Q19. Is there a distinction between the training time and working time for the period spent at workplace, as per regulation?
Yes, the legal framework makes this distinction
No, the legal framework makes no distinction
Q20. What is the form of alternation of training between workplace (company) and school?
Every week includes both venues
One or more weeks (less than 1 month) spent at school followed by one or more weeks at workplace
One or more months (less than 1 year) spent at school followed by one or more months at workplace
A longer period (1-2 years) spent at school followed by a longer period spent training at workplace
Various – depends on agreements between the school and the company
Upper secondary schools are responsible for finding apprenticeship placements in companies and deciding on how to organise, plan and follow up on the implementation of the apprenticeship. That said, learning may be organised flexibly in a variety of ways according to the needs of the various parties.
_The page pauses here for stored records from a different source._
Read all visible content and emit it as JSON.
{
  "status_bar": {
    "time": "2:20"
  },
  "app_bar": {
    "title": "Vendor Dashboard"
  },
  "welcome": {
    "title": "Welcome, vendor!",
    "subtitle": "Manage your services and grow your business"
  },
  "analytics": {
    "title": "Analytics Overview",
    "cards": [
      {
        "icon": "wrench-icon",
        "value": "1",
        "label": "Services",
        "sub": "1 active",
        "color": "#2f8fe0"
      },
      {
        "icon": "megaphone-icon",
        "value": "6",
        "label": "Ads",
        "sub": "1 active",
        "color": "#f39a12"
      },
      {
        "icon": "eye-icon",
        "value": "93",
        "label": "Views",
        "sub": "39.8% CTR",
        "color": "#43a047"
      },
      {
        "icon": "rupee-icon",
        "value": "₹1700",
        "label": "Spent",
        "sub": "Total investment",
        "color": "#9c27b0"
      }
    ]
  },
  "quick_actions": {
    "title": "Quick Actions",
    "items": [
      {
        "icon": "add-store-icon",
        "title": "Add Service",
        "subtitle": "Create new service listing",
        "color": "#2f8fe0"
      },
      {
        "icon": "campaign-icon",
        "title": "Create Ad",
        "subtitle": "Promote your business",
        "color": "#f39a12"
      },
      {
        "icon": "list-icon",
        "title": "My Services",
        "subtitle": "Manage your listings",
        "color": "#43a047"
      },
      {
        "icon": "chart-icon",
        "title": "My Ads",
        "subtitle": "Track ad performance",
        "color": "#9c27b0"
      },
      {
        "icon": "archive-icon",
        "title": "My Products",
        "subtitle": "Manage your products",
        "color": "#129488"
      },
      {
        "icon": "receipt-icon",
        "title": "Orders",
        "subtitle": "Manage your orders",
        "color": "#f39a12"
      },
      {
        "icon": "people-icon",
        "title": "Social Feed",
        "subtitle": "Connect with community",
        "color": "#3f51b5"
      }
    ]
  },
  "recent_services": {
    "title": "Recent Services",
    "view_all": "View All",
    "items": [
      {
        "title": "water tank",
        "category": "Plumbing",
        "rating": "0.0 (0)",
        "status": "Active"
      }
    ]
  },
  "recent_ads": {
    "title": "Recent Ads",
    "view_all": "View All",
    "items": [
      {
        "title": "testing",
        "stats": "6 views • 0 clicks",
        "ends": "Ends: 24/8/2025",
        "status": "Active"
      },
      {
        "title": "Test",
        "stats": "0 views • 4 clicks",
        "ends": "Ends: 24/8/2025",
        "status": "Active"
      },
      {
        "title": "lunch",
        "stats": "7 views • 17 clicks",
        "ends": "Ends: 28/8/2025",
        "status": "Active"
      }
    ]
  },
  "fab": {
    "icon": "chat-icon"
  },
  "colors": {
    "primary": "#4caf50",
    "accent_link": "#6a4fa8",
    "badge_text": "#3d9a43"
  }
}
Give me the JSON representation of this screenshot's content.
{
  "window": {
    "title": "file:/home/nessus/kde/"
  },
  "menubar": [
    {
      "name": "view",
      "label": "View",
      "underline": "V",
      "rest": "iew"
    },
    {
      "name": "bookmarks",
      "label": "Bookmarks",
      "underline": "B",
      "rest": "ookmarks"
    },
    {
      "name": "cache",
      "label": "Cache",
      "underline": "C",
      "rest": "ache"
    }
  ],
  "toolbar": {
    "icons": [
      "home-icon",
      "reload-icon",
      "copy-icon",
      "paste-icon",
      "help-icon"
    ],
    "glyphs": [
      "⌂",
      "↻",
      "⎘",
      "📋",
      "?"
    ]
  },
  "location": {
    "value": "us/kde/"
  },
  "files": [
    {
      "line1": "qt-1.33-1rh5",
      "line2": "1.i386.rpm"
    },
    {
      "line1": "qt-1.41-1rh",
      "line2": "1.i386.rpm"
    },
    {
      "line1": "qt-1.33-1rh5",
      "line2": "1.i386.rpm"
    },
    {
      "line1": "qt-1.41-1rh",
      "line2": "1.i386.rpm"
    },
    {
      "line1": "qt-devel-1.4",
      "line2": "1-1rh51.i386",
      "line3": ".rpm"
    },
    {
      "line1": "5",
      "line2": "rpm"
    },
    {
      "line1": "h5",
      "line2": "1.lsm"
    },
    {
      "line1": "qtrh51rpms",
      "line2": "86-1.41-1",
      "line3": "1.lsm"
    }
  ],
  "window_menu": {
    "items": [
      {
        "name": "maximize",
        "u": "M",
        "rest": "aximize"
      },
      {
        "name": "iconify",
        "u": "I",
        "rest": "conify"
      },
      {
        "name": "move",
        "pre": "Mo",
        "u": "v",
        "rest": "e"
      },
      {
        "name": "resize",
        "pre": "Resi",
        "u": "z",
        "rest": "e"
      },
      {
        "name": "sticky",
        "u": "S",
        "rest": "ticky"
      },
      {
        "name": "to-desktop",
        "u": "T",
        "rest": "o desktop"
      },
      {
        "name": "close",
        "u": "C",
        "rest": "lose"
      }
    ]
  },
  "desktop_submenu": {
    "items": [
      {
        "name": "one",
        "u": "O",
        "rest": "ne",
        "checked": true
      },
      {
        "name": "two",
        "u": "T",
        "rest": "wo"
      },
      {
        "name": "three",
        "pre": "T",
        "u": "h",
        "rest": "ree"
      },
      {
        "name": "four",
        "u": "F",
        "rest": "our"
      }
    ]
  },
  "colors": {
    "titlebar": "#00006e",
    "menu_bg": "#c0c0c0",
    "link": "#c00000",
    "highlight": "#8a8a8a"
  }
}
One school may have so called ‘apprenticeship classes’ where learners are enrolled in different vocational programmes and meet at school for common lessons in the foundations of subjects.
Another school may have just a few learners within a vocational programme pursuing the apprenticeship pathway.
Whereas many will start their workplace-based learning during the first year at upper secondary school, others will start in their second or third year.
This is due to that Sweden has a very decentralized school system where the national agency of education determines (together with the social partners) what should be taught, and all how and where is up to the school to decide.The schools decide if a vocational programme should be provided as apprenticeship education and when the apprenticeship starts. The learner chooses between the pathways offered.
Q21. What is the basis for the training offered?
The scheme is implemented via a specific apprenticeship programme
The scheme is implemented on the basis of the school-based VET programme
The scheme is implemented based on the VET standards (valid generally for all VET schemes)
Apprenticeship within the formal education system is an alternative pathway to study a vocational programme at upper secondary school (the other being the school-based pathway).
The two pathways share the same subjects and result in the same qualifications.
Governance and regulations are, with a few exceptions, the same irrespective of whether the vocational programme is school-based or an apprenticeship. Regulations steering apprenticeships were introduced in the Education Act and in the Upper Secondary School Ordinance following the reform in 2011 (Regulations and general guidelines on study and vocational guidance (SKOLFS 2013:180). Steering documents in the form of curricula, diploma goals and syllabuses are drawn up by the Swedish government and by the National Agency for Education.
The main difference between these two pathways is the proportion of workplace-based learning. For the school-based pathway, at least 15 weeks of the entire programme should be provided as workplace-based learning. For the apprenticeship education, more than half of the programme should be provided at the workplace, from the moment a learner choses this pathway (possible to do in the first, second or third year of the programme). In other words, if more than half the learning takes place at a workplace, it is referred to as upper secondary apprenticeship education (lärlingsutbildning).
Q22. Is the company hosting apprentices required by regulation to follow a training plan at the workplace?
Yes, the training plan is based on the national/sectoral requirements for the in-company training
Yes, the training plan is agreed at the level of school and company
No, is not required formally
Q23. What are the requirements on companies to provide placements, as per regulation?
Have to provide a suitable learning environment
Have to provide a mentor / tutor / trainer
Companies have to sign training contracts with each apprentice. The training contract should specify the content and scope of the workplace-based learning (See Q28).
The apprentice must also be appointed a supervisor/trainer, who must have ‘the necessary skills and experience’ for the task and who is considered ‘generally suitable’.
Q24. What are the formal requirements regarding workplace trainers/mentors/tutors? What is their profile?
The apprentice must be appointed a supervisor/trainer, who must have ‘the necessary skills and experience’ for the task and who is considered ‘generally suitable’.
There is an increased focus on the supervisor’s important role in delivering high quality workplace-based learning.
The National Agency for Education for Education has therefore developed a web-based course for the supervisors of apprentices at workplace.
The course consists of four introductory general modules and a supplementary module.
The introductory modules review e.g. receiving and introducing the apprentice, responsibilities of different parties, upper secondary VET in general, pedagogical methods, and monitoring and feedback practices.
The supplementary module delves deeper into supporting and stimulating the apprentice and planning the work.
The introductory modules are estimated to require two days and the supplementary module one day to complete.
The course is not compulsory, but in order for the employer to receive the extra state subsidy, the supervisor must have completed this course or an equivalent training.